Saturday, April 24, 2010

A taste of Napa's '98 vintage

It’s rare – even for those of us in the business – to taste a large number of older Napa Valley wines in one sitting. One might get the occasional chance to try something with a little age at a restaurant or a winery event, but it’s an infrequent treat to get a look at a broad swath of producers. Given the opportunity, I jumped at the chance to attend the St. Helena Star’s tasting of the ’98 vintage organized in conjunction with the Napa Valley Vintners at the Rudd Center of the Culinary Institute of America. Along with about 20 other winemakers, sommeliers, retailers and journalists, we undertook a 21-wine tasting of the much maligned 1998 vintage to see if really deserved its bad rap.

The vintage was a challenging one, no doubt. It was the year I moved to Napa from the East Coast and I have vivid memories of rain well into late of April and thinking, “this is California weather?” It wasn’t just a sprinkle here and there either. We’re talking days on end of serious storms. Basically, it postponed the start of spring and added another challenge to what would be a cool, wet growing season overall (one tasting panelist recalled seeing grapes on vines with no leaves in early November still trying to fully ripen). Conventional wisdom would point to green, vegetal wines in instances where the farming wasn’t properly managed.
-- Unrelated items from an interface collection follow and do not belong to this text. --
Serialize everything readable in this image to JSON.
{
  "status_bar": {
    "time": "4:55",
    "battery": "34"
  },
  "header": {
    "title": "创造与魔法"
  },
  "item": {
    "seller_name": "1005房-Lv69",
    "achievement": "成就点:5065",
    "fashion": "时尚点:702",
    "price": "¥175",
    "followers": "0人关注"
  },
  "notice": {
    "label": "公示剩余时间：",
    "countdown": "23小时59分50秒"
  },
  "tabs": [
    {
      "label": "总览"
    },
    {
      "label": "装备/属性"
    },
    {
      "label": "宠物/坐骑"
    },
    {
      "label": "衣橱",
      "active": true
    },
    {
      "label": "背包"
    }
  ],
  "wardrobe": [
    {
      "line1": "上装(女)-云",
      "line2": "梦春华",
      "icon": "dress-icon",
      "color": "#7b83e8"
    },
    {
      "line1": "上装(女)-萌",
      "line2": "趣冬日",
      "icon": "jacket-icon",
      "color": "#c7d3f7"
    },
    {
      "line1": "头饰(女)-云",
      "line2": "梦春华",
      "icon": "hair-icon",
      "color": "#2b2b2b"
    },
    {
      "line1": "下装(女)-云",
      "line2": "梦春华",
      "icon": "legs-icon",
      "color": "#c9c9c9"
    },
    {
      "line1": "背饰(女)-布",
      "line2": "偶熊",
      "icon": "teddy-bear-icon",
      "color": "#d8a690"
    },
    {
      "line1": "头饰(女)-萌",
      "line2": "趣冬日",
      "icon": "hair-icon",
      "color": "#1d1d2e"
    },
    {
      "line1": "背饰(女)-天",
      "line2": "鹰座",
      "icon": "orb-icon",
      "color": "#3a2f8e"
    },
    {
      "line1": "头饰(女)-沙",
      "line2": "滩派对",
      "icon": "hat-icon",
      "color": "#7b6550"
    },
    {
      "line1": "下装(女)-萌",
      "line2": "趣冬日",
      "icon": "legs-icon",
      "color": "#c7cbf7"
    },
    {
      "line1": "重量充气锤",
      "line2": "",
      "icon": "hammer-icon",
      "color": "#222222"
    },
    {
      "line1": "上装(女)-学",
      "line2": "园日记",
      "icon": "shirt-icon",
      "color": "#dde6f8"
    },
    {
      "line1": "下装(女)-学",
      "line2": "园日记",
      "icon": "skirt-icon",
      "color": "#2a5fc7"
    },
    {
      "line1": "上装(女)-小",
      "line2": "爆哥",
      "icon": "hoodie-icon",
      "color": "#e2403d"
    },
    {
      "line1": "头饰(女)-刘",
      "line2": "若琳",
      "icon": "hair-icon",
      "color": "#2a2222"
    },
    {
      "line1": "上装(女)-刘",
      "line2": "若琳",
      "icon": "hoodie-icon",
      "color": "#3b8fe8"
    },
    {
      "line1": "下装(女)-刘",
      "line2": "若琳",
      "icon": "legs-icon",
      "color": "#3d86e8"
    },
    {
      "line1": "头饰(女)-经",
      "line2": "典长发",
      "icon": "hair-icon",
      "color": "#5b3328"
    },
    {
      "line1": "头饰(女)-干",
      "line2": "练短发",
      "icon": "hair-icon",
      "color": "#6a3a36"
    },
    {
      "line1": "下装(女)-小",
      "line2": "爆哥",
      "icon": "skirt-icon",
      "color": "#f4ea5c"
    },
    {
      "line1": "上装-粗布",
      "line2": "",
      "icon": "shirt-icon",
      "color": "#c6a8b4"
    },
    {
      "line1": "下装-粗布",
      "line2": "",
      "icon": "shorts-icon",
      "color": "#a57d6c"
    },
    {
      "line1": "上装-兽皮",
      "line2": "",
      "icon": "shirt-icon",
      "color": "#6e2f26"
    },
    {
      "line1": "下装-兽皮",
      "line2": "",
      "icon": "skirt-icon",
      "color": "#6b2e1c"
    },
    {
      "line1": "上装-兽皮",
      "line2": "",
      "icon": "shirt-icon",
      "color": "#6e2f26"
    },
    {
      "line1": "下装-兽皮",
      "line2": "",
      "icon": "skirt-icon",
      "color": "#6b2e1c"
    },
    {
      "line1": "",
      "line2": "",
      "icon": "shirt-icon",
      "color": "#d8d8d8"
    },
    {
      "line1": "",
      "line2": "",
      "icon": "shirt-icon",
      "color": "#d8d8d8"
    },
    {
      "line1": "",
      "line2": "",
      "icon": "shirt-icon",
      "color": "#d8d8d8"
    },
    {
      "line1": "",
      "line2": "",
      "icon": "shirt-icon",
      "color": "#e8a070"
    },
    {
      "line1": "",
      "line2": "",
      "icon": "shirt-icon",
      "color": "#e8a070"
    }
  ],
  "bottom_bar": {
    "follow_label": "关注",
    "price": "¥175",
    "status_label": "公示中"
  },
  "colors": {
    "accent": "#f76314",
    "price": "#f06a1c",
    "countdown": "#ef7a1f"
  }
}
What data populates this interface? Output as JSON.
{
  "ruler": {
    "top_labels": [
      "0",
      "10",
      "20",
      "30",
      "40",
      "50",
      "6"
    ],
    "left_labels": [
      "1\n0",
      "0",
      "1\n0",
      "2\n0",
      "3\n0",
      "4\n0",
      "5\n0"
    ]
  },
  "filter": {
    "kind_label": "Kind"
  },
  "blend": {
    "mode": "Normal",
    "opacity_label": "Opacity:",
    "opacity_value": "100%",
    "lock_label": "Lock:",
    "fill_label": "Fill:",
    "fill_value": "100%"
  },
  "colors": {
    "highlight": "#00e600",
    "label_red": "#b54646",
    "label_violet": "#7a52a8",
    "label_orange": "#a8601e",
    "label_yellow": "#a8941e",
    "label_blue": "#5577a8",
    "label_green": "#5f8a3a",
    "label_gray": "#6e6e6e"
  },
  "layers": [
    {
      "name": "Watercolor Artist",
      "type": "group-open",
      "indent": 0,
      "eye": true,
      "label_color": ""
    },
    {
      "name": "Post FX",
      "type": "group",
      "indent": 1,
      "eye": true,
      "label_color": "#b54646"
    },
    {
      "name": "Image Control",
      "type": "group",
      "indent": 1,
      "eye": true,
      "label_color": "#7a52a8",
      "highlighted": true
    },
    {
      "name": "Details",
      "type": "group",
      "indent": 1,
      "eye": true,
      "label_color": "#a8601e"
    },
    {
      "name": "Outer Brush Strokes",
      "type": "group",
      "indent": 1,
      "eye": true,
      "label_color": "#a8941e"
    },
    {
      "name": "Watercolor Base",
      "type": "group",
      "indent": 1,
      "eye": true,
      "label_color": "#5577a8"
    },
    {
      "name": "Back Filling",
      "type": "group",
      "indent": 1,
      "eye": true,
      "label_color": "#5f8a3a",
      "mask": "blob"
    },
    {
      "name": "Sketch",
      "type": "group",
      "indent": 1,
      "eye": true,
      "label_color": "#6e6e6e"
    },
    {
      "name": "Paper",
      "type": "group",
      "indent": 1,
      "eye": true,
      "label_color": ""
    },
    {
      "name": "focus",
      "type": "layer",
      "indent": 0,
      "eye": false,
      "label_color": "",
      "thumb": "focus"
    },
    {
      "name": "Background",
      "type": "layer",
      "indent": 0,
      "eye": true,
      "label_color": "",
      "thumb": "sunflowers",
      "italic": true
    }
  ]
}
Critics being critics, they saw weakness in Napa and pounced, all but declaring the ’98 wines undrinkable. What we learned, surprisingly, was that underripe fruit wasn’t the issue… but brettanomyces, the yeast present in cellars around the world, certainly was. In minute quantities, it gives a distinctive “funk” to a wine which some wine drinkers find appealing, but most winemakers do everything in their power to drive it out of their cellars and barrels as it is often ruinously destructive. It was apparent that “brett” was a lot more prevalent in Napa cellars a mere 12 years ago than it is today.

Overall, the group felt the wines to be enjoyable if not spectacular. We were nearly unanimous in the belief that most had hit their peak and that further cellaring wouldn’t add much to them. However, this was certainly not the display of liquefied asparagus foretold by the critics – they just tasted like older Napa wines. It demonstrated once again that a “bad” vintage in California is a very relative term.

--Rhett Gadke, Wine Director

Sunday, April 11, 2010

Classic Dining in San Francisco

This weekend we took a break from our regular wine outings and headed to San Francisco for the first ever San Francisco Vintners Market. The event was packed with over 150 wineries showing off their latest wines to a roomful of patrons with the opportunity to purchase any of the wines they like. It was the first ever event of it’s kind in San Francisco and it was a huge success. It was great to see some of you face to face and to meet a lot of new folks who, like all of you, are looking for “great stuff” in the world of wine. Since we were all gathered in the city for the weekend, we thought it would be good to visit a restaurant classic that stands as one of the nation’s greatest steakhouses. The House of Prime Rib is everything you could imagine it to be by reading the name alone. It’s old school white table cloth, club service cocktails, waiters in starched white shirts and bow-ties with the simplest fare ever conceived. I mean, the menu is rather unnecessary as the only choice you have to make is how much prime rib do you want, how would you like it cooked, do you want your potatoes baked or mashed and do you want creamed corn or creamed spinach. You may be saying to yourself, really? That’s it? Yes, and how great “it” is! We sat down to our table after a healthy dose of gin at the bar to knock the dust off the palate with fourteen people total on two tables and were graciously catered to by Bartholomew. A man with a young face, an unfortunate name, but a classically trained captain of his profession which is something you see less and less of in restaurants today. From start to finish our meal and service was as impeccable as the wines (2004 Waypoint Weiss Vineyard Cabernet, 2005 Caymus Special Selection and 2007 PlumpJack Estate Cabernet to name a few) and made for one of the better evenings the Bounty Hunter crew has shared in recent memory. It’s almost unimaginable that the same city that is on the forefront of molecular gastronomy, culinary deconstruction, foams, frills and the signature Nike swoosh of vegetable puree also gave birth to this palace of culinary lucidity. Don’t get me wrong, I like all that fancy stuff, but when it’s all said and done the restaurants that survive the test of time are the ones who do something really simple and they do it very well. After this weekends experience the House of Prime Rib has my vote for one of America’s greatest restaurants. What’s your best “classic” restaurant experience in recent memory?

--Stefan Matulich, Sales Director